■ Exercise directions: This exercise calls for copying every line below that holds the word "Yoga".

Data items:
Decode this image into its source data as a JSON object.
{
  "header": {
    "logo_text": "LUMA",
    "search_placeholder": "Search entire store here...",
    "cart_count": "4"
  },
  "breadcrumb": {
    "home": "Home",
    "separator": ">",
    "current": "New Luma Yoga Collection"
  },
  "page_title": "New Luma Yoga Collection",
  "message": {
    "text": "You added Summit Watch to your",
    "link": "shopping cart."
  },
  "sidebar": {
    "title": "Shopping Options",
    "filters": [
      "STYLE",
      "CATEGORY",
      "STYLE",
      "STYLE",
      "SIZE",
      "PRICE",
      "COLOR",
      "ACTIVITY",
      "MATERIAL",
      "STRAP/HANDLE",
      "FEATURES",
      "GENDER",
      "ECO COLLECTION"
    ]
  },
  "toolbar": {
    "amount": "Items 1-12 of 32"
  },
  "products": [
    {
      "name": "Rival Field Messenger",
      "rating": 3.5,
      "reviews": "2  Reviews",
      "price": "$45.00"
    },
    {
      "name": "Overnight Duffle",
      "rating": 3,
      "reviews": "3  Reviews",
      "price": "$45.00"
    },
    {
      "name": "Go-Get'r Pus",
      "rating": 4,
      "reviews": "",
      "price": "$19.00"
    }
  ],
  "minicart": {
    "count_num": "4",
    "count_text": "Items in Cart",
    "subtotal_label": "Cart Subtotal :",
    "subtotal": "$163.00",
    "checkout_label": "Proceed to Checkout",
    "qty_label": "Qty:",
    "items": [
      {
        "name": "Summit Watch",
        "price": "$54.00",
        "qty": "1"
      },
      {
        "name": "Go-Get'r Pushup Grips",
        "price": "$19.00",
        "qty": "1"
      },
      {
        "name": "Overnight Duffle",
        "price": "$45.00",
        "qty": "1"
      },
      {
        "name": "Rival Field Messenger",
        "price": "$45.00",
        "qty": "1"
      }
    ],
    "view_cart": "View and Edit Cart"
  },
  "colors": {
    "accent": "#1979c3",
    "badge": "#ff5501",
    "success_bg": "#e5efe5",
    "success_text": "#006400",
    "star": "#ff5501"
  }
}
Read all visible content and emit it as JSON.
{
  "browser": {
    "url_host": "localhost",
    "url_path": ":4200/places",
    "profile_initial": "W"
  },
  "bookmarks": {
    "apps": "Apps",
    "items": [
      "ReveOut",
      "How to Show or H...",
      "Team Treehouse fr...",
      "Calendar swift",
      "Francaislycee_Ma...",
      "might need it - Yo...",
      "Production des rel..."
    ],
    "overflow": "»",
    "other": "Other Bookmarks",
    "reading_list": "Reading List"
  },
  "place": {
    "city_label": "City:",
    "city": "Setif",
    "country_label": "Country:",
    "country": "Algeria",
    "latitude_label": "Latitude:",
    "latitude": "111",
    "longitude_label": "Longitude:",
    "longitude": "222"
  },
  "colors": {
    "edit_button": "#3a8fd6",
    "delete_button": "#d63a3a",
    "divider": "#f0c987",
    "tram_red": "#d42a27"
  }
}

■ Response to the exercise:
    "current": "New Luma Yoga Collection"
  "page_title": "New Luma Yoga Collection",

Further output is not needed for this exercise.